> Required action
Below are some records. Pull every line that contains the word "JSON".

> Supplied records
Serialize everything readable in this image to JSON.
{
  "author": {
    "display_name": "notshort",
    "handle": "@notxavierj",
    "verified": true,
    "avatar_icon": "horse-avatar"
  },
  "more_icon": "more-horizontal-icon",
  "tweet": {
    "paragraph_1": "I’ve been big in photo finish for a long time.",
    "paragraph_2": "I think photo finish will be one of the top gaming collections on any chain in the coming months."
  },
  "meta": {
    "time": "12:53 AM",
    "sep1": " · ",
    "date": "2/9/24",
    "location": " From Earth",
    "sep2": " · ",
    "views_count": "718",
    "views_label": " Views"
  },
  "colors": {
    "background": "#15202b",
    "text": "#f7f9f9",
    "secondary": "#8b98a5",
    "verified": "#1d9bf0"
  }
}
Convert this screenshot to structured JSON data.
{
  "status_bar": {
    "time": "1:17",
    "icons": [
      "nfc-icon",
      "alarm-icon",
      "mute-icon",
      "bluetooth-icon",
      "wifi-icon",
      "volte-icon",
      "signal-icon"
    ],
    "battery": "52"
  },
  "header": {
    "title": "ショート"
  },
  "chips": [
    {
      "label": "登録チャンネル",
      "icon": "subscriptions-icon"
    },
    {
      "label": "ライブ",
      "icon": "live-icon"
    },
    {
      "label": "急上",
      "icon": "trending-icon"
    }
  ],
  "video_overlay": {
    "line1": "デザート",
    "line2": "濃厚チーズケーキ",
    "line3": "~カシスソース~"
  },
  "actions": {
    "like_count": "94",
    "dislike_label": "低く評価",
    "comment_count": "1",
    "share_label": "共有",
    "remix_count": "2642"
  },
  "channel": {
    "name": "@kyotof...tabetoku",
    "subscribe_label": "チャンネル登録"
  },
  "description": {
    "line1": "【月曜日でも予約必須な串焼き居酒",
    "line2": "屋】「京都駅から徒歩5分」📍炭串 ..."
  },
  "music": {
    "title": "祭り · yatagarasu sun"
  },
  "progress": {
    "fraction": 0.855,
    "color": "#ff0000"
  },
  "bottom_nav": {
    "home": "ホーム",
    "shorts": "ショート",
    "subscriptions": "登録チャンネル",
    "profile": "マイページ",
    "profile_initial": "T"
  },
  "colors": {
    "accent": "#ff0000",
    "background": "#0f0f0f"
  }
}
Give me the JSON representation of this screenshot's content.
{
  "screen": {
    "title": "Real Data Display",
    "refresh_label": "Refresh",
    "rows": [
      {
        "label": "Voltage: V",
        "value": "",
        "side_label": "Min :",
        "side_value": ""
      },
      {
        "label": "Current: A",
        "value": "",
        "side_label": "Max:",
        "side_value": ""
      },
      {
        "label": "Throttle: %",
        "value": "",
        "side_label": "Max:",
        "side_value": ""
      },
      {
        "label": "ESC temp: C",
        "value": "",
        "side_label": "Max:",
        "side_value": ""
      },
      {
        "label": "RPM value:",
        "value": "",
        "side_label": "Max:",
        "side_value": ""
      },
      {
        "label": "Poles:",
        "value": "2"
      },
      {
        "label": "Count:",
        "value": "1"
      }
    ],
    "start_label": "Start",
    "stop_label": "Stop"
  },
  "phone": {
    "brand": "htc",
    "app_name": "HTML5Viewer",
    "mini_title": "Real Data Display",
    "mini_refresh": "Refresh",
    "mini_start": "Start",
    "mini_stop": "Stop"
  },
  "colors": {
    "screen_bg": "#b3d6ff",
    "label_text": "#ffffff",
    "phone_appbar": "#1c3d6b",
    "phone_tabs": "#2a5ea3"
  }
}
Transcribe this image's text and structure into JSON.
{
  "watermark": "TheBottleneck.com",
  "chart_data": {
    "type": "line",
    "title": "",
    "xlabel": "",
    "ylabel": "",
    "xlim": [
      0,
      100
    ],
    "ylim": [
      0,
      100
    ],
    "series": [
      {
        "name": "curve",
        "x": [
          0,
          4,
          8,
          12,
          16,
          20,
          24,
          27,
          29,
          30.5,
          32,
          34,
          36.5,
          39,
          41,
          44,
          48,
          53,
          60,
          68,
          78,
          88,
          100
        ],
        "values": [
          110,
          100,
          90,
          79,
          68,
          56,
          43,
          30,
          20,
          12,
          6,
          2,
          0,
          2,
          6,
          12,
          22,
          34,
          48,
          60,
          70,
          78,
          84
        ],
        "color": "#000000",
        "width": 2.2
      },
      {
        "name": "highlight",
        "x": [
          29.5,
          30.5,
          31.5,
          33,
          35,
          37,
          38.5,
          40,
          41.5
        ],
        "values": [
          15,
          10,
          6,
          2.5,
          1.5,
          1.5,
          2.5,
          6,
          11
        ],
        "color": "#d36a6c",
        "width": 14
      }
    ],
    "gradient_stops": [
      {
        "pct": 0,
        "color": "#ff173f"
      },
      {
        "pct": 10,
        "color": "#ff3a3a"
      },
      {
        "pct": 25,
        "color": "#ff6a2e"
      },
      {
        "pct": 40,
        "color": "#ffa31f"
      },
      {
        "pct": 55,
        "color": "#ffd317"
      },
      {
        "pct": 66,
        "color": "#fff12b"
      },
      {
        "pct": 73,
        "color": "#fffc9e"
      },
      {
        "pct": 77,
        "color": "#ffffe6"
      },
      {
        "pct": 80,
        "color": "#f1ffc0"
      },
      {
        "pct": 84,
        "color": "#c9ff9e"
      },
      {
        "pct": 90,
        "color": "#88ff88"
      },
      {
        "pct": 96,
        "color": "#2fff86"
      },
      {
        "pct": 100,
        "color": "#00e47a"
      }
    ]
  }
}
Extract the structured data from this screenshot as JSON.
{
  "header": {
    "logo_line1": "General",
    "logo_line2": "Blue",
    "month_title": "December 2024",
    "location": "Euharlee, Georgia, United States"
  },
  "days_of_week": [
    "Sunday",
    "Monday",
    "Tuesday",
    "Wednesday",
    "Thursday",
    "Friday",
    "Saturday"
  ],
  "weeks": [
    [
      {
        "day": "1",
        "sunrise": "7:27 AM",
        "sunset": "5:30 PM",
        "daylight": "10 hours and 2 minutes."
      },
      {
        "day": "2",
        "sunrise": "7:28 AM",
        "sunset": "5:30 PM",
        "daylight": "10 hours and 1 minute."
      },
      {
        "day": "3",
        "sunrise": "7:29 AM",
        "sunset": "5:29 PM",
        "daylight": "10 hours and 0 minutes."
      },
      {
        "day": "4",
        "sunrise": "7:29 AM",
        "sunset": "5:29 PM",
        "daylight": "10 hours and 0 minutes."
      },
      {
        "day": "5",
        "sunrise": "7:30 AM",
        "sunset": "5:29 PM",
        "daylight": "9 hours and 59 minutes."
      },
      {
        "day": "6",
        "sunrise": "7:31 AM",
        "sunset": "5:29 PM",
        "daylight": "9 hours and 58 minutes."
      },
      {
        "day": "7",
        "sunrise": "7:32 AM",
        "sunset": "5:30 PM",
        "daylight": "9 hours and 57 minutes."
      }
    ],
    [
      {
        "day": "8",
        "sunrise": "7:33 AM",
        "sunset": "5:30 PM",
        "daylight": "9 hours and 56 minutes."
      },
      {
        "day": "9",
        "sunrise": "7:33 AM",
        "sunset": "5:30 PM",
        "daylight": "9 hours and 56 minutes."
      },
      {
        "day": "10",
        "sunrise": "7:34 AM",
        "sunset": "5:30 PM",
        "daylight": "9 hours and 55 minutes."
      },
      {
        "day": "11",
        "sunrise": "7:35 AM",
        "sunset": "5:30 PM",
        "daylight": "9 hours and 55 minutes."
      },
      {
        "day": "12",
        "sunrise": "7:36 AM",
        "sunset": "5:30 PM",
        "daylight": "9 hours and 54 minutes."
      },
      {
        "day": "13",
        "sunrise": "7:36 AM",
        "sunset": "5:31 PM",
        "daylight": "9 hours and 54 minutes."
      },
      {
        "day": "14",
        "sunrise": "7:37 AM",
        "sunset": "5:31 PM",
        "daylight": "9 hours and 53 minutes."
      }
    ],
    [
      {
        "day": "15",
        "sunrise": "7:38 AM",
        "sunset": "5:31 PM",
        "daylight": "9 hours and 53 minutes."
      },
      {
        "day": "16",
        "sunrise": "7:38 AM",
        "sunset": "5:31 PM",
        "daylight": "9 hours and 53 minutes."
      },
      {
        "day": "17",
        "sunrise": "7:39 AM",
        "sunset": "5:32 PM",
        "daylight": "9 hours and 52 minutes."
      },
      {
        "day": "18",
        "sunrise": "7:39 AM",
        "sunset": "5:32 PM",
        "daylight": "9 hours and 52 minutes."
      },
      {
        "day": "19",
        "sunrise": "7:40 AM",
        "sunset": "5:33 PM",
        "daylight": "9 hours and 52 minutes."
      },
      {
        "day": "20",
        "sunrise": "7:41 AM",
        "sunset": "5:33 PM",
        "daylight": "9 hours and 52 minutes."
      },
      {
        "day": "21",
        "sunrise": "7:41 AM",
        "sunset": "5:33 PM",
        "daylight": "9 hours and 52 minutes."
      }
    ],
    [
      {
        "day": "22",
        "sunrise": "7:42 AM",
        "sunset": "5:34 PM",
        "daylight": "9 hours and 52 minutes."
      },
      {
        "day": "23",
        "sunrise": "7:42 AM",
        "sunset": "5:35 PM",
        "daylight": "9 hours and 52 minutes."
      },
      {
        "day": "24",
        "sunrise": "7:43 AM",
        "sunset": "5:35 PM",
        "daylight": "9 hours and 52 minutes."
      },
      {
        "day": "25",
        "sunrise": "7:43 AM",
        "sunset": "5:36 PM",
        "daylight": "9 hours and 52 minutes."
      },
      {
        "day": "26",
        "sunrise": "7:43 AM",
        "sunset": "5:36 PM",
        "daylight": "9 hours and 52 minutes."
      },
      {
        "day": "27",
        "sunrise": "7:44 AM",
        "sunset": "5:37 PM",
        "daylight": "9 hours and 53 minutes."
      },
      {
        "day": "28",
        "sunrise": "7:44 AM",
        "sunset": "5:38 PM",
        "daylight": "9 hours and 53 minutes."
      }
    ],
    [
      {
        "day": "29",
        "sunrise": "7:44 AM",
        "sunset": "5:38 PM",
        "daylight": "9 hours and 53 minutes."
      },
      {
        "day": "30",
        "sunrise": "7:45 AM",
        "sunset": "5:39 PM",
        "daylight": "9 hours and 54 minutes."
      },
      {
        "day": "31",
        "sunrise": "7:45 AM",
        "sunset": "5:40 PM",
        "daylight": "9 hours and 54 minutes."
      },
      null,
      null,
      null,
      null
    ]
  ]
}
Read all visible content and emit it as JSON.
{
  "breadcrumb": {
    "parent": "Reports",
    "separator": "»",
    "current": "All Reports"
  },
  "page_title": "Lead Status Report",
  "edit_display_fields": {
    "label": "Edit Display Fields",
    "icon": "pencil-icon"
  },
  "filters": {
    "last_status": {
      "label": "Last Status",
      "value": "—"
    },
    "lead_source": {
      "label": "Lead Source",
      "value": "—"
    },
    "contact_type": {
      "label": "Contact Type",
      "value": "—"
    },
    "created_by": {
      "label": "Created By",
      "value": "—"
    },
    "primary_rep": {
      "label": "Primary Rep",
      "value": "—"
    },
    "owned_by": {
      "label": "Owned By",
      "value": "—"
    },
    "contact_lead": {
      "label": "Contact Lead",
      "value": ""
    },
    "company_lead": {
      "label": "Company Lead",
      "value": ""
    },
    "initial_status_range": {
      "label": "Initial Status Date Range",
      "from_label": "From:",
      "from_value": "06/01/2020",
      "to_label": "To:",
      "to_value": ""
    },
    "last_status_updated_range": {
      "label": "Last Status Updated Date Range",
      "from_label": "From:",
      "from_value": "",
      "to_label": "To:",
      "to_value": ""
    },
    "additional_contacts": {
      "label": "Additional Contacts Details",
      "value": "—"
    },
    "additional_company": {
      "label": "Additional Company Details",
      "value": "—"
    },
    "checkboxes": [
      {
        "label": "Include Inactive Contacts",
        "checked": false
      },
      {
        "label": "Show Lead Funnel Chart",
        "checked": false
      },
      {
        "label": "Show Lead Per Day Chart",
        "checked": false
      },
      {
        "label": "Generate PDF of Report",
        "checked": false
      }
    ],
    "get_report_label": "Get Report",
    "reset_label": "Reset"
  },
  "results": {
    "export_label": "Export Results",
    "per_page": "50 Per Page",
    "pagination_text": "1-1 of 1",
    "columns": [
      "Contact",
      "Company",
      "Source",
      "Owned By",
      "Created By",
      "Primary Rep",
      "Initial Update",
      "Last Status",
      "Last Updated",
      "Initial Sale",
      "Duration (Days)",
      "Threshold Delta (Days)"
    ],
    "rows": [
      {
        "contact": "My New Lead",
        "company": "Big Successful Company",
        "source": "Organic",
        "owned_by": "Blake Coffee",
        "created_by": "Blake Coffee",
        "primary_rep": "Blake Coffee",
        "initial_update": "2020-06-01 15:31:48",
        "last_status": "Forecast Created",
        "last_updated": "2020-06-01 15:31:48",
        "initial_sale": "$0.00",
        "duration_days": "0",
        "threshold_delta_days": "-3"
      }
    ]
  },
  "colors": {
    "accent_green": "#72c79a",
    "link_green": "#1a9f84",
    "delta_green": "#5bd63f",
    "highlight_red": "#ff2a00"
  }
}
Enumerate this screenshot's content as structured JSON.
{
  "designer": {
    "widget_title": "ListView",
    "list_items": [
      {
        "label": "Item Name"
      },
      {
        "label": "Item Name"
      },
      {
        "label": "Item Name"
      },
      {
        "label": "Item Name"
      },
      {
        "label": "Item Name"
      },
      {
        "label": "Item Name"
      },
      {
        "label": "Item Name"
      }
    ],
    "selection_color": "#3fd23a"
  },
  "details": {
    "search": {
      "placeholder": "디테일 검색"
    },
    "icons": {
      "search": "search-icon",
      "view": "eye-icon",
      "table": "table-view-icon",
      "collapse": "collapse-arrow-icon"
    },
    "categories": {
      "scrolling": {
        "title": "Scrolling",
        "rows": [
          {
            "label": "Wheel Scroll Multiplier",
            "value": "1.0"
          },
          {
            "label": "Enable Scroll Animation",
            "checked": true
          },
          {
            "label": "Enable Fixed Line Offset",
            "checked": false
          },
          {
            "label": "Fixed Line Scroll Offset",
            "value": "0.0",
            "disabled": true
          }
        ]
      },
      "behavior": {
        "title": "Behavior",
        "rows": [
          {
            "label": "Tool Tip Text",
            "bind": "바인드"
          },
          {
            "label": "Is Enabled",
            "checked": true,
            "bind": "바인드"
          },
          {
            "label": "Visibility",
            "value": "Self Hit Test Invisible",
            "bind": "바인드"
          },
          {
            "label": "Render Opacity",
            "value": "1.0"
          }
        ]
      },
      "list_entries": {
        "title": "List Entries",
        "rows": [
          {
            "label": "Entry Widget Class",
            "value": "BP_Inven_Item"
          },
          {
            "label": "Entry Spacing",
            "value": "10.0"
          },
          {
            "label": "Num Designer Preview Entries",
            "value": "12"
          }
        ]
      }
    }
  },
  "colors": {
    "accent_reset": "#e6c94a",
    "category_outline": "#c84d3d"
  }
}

> Task solution
Serialize everything readable in this image to JSON.
Convert this screenshot to structured JSON data.
Give me the JSON representation of this screenshot's content.
Transcribe this image's text and structure into JSON.
Extract the structured data from this screenshot as JSON.
Read all visible content and emit it as JSON.
Enumerate this screenshot's content as structured JSON.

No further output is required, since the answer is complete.